[THE DATA — start]

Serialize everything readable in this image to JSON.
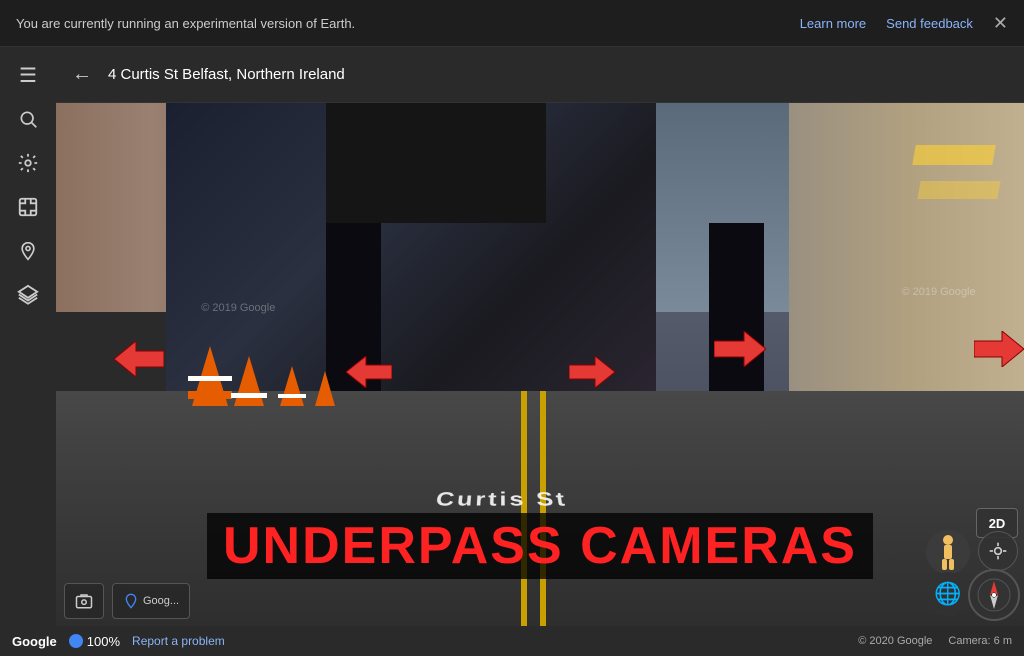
{
  "notification": {
    "text": "You are currently running an experimental version of Earth.",
    "learn_more": "Learn more",
    "send_feedback": "Send feedback",
    "close_label": "✕"
  },
  "search": {
    "address": "4 Curtis St Belfast, Northern Ireland",
    "back_label": "←"
  },
  "sidebar": {
    "menu_icon": "☰",
    "search_icon": "🔍",
    "layers_icon": "⚙",
    "fullscreen_icon": "⊞",
    "location_icon": "📍",
    "bookmark_icon": "◇"
  },
  "overlay": {
    "big_text": "UNDERPASS CAMERAS"
  },
  "controls": {
    "pegman_icon": "🧍",
    "location_icon": "⊕",
    "view_2d": "2D",
    "globe_icon": "🌐"
  },
  "status": {
    "logo": "Google",
    "zoom": "100%",
    "report": "Report a problem",
    "copyright": "© 2020 Google",
    "camera": "Camera: 6 m"
  },
  "arrows": [
    {
      "id": "arrow-left-far",
      "label": "←"
    },
    {
      "id": "arrow-left-mid",
      "label": "←"
    },
    {
      "id": "arrow-right-far",
      "label": "→"
    },
    {
      "id": "arrow-right-mid",
      "label": "→"
    },
    {
      "id": "arrow-right-close",
      "label": "→"
    }
  ],
  "street_name": "Curtis St",
  "colors": {
    "accent_blue": "#8ab4f8",
    "red_arrow": "#e53935",
    "overlay_red": "#ff2222",
    "background_dark": "#2a2a2a"
  }
}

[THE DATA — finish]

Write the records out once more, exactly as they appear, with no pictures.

Serialize everything readable in this image to JSON.
{
  "notification": {
    "text": "You are currently running an experimental version of Earth.",
    "learn_more": "Learn more",
    "send_feedback": "Send feedback",
    "close_label": "✕"
  },
  "search": {
    "address": "4 Curtis St Belfast, Northern Ireland",
    "back_label": "←"
  },
  "sidebar": {
    "menu_icon": "☰",
    "search_icon": "🔍",
    "layers_icon": "⚙",
    "fullscreen_icon": "⊞",
    "location_icon": "📍",
    "bookmark_icon": "◇"
  },
  "overlay": {
    "big_text": "UNDERPASS CAMERAS"
  },
  "controls": {
    "pegman_icon": "🧍",
    "location_icon": "⊕",
    "view_2d": "2D",
    "globe_icon": "🌐"
  },
  "status": {
    "logo": "Google",
    "zoom": "100%",
    "report": "Report a problem",
    "copyright": "© 2020 Google",
    "camera": "Camera: 6 m"
  },
  "arrows": [
    {
      "id": "arrow-left-far",
      "label": "←"
    },
    {
      "id": "arrow-left-mid",
      "label": "←"
    },
    {
      "id": "arrow-right-far",
      "label": "→"
    },
    {
      "id": "arrow-right-mid",
      "label": "→"
    },
    {
      "id": "arrow-right-close",
      "label": "→"
    }
  ],
  "street_name": "Curtis St",
  "colors": {
    "accent_blue": "#8ab4f8",
    "red_arrow": "#e53935",
    "overlay_red": "#ff2222",
    "background_dark": "#2a2a2a"
  }
}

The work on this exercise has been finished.